I predict the Together Victoria candidate will win Victoria’s upcoming byelection and the majority, headed by Ben Isitt and his second-in-command, Jeremy Loveday, (and ambassador for “stop hurting our feelings”) will continue their ideological agenda — which clearly the voters of Victoria want.
We have to respect the wishes of the voters, even if our candidates don’t win. In the U.S., say “abortion” and most Republicans will vote for the most repulsive person sitting in the White House. In South Africa, despite years of outrageous corruption, most Blacks support the African National Congress because they brought sorely-needed racial equality to their country.
In Victoria, just say “progressive” and regardless of your credentials, you’re elected. For decades, I’ve called myself progressive, with big donations and activist work, along with money and support to the provincial NDP and the federal Liberals, but clearly I’m not progressive enough.

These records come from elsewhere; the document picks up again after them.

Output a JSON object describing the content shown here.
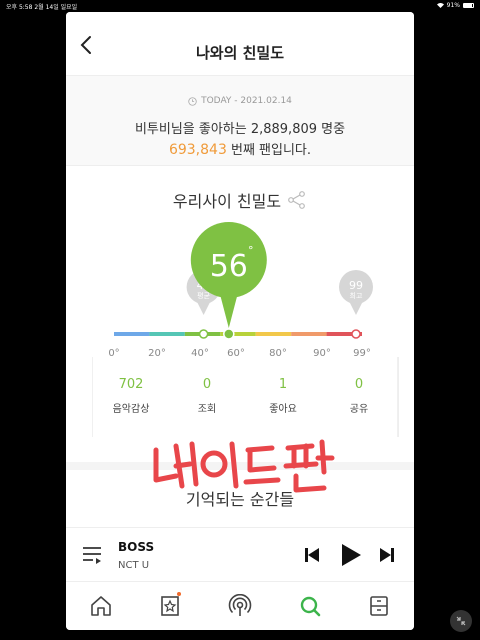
{
  "status_bar": {
    "left": "오후 5:58   2월 14일 일요일",
    "battery": "91%"
  },
  "header": {
    "title": "나와의 친밀도"
  },
  "today": {
    "label": "TODAY - 2021.02.14",
    "fans_line": "비투비님을 좋아하는 2,889,809 명중",
    "rank_number": "693,843",
    "rank_suffix": " 번째 팬입니다."
  },
  "intimacy": {
    "title": "우리사이 친밀도",
    "value": 56,
    "value_label": "56",
    "degree_symbol": "°",
    "average": {
      "value": "42",
      "label": "평균",
      "level": 42
    },
    "max": {
      "value": "99",
      "label": "최고",
      "level": 99
    },
    "scale_labels": [
      "0°",
      "20°",
      "40°",
      "60°",
      "80°",
      "90°",
      "99°"
    ],
    "segment_colors": [
      "#6ea8e8",
      "#55c6b5",
      "#7fc143",
      "#b8d23a",
      "#f2c84a",
      "#f09a6a",
      "#e0545a"
    ],
    "accent": "#7fc143",
    "grey": "#d6d6d6"
  },
  "stats": [
    {
      "value": "702",
      "label": "음악감상"
    },
    {
      "value": "0",
      "label": "조회"
    },
    {
      "value": "1",
      "label": "좋아요"
    },
    {
      "value": "0",
      "label": "공유"
    }
  ],
  "memories": {
    "title": "기억되는 순간들"
  },
  "overlay_stamp": "네이트판",
  "player": {
    "song_title": "BOSS",
    "artist": "NCT U"
  },
  "tabs": [
    {
      "name": "home-icon"
    },
    {
      "name": "star-card-icon"
    },
    {
      "name": "broadcast-icon"
    },
    {
      "name": "search-icon",
      "active": true
    },
    {
      "name": "storage-icon"
    }
  ]
}
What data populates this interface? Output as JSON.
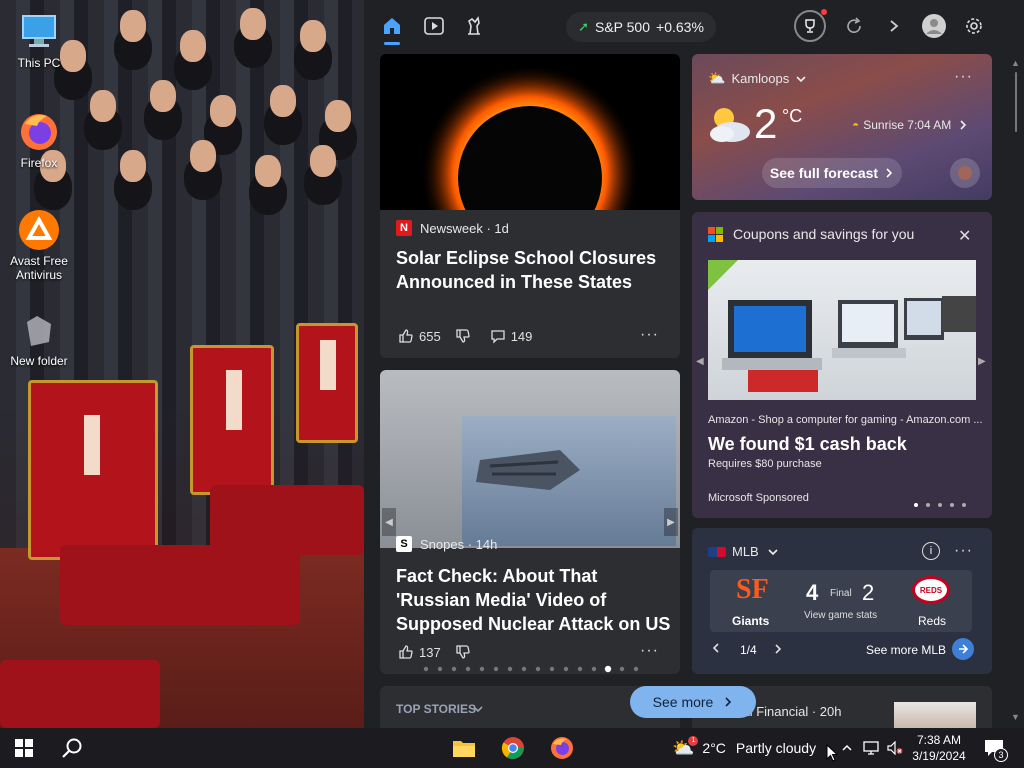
{
  "desktop": {
    "icons": [
      {
        "label": "This PC"
      },
      {
        "label": "Firefox"
      },
      {
        "label": "Avast Free Antivirus"
      },
      {
        "label": "New folder"
      }
    ]
  },
  "panel": {
    "market": {
      "name": "S&P 500",
      "change": "+0.63%"
    },
    "articles": [
      {
        "source": "Newsweek · 1d",
        "headline": "Solar Eclipse School Closures Announced in These States",
        "likes": "655",
        "comments": "149"
      },
      {
        "source": "Snopes · 14h",
        "headline": "Fact Check: About That 'Russian Media' Video of Supposed Nuclear Attack on US",
        "likes": "137"
      }
    ],
    "weather": {
      "location": "Kamloops",
      "temp": "2",
      "unit": "°C",
      "sunrise": "Sunrise 7:04 AM",
      "forecast_label": "See full forecast"
    },
    "coupons": {
      "title": "Coupons and savings for you",
      "merchant": "Amazon - Shop a computer for gaming - Amazon.com ...",
      "headline": "We found $1 cash back",
      "requirement": "Requires $80 purchase",
      "sponsor": "Microsoft Sponsored"
    },
    "mlb": {
      "league": "MLB",
      "home_team": "Giants",
      "home_score": "4",
      "status": "Final",
      "stats_label": "View game stats",
      "away_score": "2",
      "away_team": "Reds",
      "page": "1/4",
      "more_label": "See more MLB"
    },
    "bottom": {
      "top_stories": "TOP STORIES",
      "see_more": "See more",
      "partial_source": "cal Financial · 20h"
    }
  },
  "taskbar": {
    "weather_temp": "2°C",
    "weather_desc": "Partly cloudy",
    "time": "7:38 AM",
    "date": "3/19/2024",
    "notification_count": "3"
  },
  "colors": {
    "accent": "#4aa3ff",
    "panel_bg": "#202124",
    "card_bg": "#2d2e31",
    "market_up": "#40d46a"
  }
}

How else do you explain people voting in the entire Together Victoria slate? It’s no wonder Isitt, who heads this group, wants more money for a part-time job. I can’t imagine a less-qualified slate of candidates who are in charge of overseeing the city’s annual budget of more than $300 million each and every year.
Look at the resumés of these people and it’s no wonder they need more time to figure things out. But again, that’s the choice of the voters.
To get elected to Victoria council you have to either be: An incumbent; on a slate; or a “star.”
We can eliminate any “stars” by having them observe just one council meeting. Yet there are some very good and very qualified candidates with good name recognition.
With the NewCouncil slate, I had some, due to my taking on the province and the city over their destructive creation and handling of the tent city. Clearly, however, my name recognition wasn’t enough. (No, I don’t think I’m a star and I won’t be running.)
Another person with name recognition is Stephen Andrew, part of our NewCouncil slate. Andrew got more votes than any other council candidates who didn’t win (not Pam Madoff).
The top six “non-winners” included four of our NewCouncil slate. But clearly our quest to bring back common sense, fiscal responsibility and safety wasn’t enough … again, the will of the voters.
When I read the letters to the editor, I chuckle when people write that Isitt and his group better watch out next election.
Isitt doesn’t have to watch out. He can insult a large swath of the electorate and still top the charts because he spends most of his council time returning each and every email, text and message.
That’s one of the qualities of the late Rob Ford, the former mayor of Toronto. No, I’m not comparing Ford’s many flaws … I’m saying that Ford got virtually no council support for his wacky ideas as councillor, but since he returned every phone call, enough of the people of Toronto thought that was good enough to be mayor.
Isitt getting back to you will be enough to win his next job: Mayor.
And for those who get on their high horses saying, “we don’t want slates,” good luck with that. The Grumpy Taxpayers have condemned slates and I recall the Times Colonist coming out against them.
I hate to break it to you, but Together Victoria isn’t thinking, “gosh, they have a point … let’s disband our group.”
Just watch. Next election, Together Victoria will run even more than a simple majority. In addition to their “progressive” banner, their quid pro quo included substantial union and bike-lane proponent support. Why do you think that immediately upon taking office, council added jobs to the payroll and fast-tracked more bike lanes?
Until like-minded people get together, with proper financial backing, to support fiscal responsibility, an end to the outrageous tax and user-fee increases, governing within their own jurisdiction, and caring about the safety and security of Victoria residents, you will get what I affectionately call “Loopyville” to continue.
It’s the will of the people.
Stephen Hammond came in second to Mayor Lisa Helps in October 2018 on the NewCouncil slate.